▶ [WHAT IS BEING ASKED]
Only the lines from the one containing "Read all visible content and emit it as JSON." through the end of the listing below belong in your answer; retype them exactly.

○ ○ ○ ○

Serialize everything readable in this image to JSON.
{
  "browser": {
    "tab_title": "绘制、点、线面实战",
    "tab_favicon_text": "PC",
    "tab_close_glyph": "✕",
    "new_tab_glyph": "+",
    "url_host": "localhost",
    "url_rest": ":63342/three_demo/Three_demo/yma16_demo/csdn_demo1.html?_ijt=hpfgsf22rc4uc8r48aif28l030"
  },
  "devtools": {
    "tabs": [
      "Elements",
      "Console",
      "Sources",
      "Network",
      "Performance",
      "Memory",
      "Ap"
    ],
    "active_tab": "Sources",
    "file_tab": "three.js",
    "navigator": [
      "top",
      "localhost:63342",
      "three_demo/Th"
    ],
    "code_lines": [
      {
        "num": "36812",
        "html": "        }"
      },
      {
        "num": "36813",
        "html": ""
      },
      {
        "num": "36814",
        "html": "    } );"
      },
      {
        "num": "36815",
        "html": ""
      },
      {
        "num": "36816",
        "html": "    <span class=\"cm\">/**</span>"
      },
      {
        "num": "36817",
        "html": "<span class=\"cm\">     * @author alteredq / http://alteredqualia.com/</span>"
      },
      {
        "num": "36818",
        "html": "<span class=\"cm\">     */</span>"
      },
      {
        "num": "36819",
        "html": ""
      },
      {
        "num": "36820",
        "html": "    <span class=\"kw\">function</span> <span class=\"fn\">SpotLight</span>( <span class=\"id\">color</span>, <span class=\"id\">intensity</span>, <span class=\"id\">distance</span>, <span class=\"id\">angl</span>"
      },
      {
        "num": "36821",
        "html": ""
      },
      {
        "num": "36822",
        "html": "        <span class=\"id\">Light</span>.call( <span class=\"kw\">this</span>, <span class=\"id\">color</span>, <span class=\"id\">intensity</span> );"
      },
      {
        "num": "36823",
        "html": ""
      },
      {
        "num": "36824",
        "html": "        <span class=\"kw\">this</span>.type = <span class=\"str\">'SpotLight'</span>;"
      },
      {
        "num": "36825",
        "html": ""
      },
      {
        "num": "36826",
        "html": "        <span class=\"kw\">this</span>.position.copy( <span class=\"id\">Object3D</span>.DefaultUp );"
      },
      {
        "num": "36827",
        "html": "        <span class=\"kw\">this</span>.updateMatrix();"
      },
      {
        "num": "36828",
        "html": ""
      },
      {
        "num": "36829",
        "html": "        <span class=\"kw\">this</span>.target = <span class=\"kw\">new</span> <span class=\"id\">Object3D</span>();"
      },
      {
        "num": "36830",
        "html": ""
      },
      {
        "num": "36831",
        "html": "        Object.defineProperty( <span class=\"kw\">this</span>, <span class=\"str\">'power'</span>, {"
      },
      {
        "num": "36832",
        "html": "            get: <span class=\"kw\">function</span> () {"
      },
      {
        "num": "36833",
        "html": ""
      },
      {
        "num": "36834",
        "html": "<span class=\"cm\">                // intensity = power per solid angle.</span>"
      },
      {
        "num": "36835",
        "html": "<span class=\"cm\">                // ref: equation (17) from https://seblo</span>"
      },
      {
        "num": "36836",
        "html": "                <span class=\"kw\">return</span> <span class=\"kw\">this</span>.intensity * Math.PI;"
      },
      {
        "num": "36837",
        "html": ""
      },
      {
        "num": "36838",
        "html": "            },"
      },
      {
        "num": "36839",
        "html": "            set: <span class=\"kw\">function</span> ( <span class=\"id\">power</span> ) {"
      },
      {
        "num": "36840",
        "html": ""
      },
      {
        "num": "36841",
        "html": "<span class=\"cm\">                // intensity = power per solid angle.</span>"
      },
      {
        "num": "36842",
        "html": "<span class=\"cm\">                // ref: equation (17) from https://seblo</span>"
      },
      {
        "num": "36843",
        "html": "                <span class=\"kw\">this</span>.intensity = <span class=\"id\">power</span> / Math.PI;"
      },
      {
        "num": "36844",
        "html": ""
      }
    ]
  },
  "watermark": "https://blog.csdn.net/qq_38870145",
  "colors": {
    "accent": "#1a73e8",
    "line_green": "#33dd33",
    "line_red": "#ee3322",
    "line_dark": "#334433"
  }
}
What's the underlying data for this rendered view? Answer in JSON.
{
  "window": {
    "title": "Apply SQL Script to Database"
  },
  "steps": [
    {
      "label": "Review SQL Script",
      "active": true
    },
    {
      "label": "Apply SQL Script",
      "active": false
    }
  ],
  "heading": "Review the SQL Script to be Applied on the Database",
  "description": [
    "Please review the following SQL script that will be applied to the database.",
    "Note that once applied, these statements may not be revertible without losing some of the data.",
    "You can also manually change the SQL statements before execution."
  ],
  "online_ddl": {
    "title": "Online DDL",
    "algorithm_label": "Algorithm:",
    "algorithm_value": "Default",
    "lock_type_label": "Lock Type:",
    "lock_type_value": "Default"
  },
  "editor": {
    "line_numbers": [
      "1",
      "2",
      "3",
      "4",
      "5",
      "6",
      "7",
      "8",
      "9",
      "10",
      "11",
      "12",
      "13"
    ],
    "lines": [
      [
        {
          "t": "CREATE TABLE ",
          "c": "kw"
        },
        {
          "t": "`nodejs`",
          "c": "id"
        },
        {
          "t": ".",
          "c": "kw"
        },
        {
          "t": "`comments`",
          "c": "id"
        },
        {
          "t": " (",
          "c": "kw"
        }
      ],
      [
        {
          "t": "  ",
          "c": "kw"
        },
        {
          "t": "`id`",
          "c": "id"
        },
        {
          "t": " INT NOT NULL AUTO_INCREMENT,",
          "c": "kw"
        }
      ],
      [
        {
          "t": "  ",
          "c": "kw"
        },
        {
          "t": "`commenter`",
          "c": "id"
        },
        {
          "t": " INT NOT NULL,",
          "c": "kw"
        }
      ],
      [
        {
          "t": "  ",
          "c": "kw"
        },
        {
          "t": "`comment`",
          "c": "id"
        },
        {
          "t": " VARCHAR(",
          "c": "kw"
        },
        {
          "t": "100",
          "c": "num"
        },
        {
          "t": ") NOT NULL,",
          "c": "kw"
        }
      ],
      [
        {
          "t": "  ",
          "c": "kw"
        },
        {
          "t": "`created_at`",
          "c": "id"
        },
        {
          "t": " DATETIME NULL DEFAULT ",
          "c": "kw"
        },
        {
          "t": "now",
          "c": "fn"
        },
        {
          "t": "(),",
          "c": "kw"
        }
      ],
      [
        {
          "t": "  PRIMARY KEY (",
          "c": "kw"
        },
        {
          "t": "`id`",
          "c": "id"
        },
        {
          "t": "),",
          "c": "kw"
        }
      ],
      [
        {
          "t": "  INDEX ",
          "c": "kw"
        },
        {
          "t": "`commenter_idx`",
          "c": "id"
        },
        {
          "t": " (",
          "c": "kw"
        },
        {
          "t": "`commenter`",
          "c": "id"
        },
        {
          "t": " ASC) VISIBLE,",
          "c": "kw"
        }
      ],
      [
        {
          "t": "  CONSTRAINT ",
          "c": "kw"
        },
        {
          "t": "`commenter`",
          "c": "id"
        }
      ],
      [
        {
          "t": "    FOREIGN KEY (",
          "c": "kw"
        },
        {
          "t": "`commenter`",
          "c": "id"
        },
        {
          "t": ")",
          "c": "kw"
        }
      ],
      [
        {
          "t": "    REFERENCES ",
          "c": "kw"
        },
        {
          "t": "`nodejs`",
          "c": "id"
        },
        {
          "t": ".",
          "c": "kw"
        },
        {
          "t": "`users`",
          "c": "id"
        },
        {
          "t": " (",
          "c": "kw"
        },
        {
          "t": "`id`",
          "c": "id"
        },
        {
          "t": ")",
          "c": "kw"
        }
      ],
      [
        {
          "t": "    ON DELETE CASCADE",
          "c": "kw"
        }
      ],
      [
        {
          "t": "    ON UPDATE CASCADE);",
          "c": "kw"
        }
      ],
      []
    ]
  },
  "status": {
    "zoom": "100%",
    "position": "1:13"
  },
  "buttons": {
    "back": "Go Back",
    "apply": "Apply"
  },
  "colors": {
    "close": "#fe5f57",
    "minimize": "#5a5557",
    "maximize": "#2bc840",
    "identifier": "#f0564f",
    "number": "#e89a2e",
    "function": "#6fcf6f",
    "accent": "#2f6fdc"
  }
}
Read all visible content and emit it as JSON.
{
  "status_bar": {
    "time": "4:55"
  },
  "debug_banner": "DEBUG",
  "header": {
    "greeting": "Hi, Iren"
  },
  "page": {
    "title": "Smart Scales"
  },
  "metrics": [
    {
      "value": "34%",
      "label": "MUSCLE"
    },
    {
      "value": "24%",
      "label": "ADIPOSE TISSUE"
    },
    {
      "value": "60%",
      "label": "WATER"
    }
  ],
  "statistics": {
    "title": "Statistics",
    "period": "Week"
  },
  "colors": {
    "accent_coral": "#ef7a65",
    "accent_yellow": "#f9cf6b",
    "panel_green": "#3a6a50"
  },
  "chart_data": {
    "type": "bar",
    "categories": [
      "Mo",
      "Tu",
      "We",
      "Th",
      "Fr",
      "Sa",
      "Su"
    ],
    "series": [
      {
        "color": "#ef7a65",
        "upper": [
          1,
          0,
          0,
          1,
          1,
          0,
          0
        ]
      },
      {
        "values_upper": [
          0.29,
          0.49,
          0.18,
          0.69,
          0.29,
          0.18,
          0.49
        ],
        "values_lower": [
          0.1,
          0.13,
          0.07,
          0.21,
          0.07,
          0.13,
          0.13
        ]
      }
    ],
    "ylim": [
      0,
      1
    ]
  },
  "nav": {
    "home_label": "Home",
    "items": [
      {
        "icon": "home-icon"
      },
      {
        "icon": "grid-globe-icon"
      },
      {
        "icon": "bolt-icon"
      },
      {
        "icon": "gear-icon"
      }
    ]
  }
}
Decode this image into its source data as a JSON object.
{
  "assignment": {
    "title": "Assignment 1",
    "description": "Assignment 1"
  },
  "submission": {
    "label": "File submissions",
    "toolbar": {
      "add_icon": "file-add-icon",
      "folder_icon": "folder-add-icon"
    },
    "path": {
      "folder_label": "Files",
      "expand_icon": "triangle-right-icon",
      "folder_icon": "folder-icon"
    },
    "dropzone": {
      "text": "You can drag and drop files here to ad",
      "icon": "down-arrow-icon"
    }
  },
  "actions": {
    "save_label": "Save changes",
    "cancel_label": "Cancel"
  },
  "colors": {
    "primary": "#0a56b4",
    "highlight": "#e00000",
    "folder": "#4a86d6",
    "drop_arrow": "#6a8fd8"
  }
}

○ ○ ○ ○

▶ [REPLY]
Read all visible content and emit it as JSON.
{
  "status_bar": {
    "time": "4:55"
  },
  "debug_banner": "DEBUG",
  "header": {
    "greeting": "Hi, Iren"
  },
  "page": {
    "title": "Smart Scales"
  },
  "metrics": [
    {
      "value": "34%",
      "label": "MUSCLE"
    },
    {
      "value": "24%",
      "label": "ADIPOSE TISSUE"
    },
    {
      "value": "60%",
      "label": "WATER"
    }
  ],
  "statistics": {
    "title": "Statistics",
    "period": "Week"
  },
  "colors": {
    "accent_coral": "#ef7a65",
    "accent_yellow": "#f9cf6b",
    "panel_green": "#3a6a50"
  },
  "chart_data": {
    "type": "bar",
    "categories": [
      "Mo",
      "Tu",
      "We",
      "Th",
      "Fr",
      "Sa",
      "Su"
    ],
    "series": [
      {
        "color": "#ef7a65",
        "upper": [
          1,
          0,
          0,
          1,
          1,
          0,
          0
        ]
      },
      {
        "values_upper": [
          0.29,
          0.49,
          0.18,
          0.69,
          0.29,
          0.18,
          0.49
        ],
        "values_lower": [
          0.1,
          0.13,
          0.07,
          0.21,
          0.07,
          0.13,
          0.13
        ]
      }
    ],
    "ylim": [
      0,
      1
    ]
  },
  "nav": {
    "home_label": "Home",
    "items": [
      {
        "icon": "home-icon"
      },
      {
        "icon": "grid-globe-icon"
      },
      {
        "icon": "bolt-icon"
      },
      {
        "icon": "gear-icon"
      }
    ]
  }
}
Decode this image into its source data as a JSON object.
{
  "assignment": {
    "title": "Assignment 1",
    "description": "Assignment 1"
  },
  "submission": {
    "label": "File submissions",
    "toolbar": {
      "add_icon": "file-add-icon",
      "folder_icon": "folder-add-icon"
    },
    "path": {
      "folder_label": "Files",
      "expand_icon": "triangle-right-icon",
      "folder_icon": "folder-icon"
    },
    "dropzone": {
      "text": "You can drag and drop files here to ad",
      "icon": "down-arrow-icon"
    }
  },
  "actions": {
    "save_label": "Save changes",
    "cancel_label": "Cancel"
  },
  "colors": {
    "primary": "#0a56b4",
    "highlight": "#e00000",
    "folder": "#4a86d6",
    "drop_arrow": "#6a8fd8"
  }
}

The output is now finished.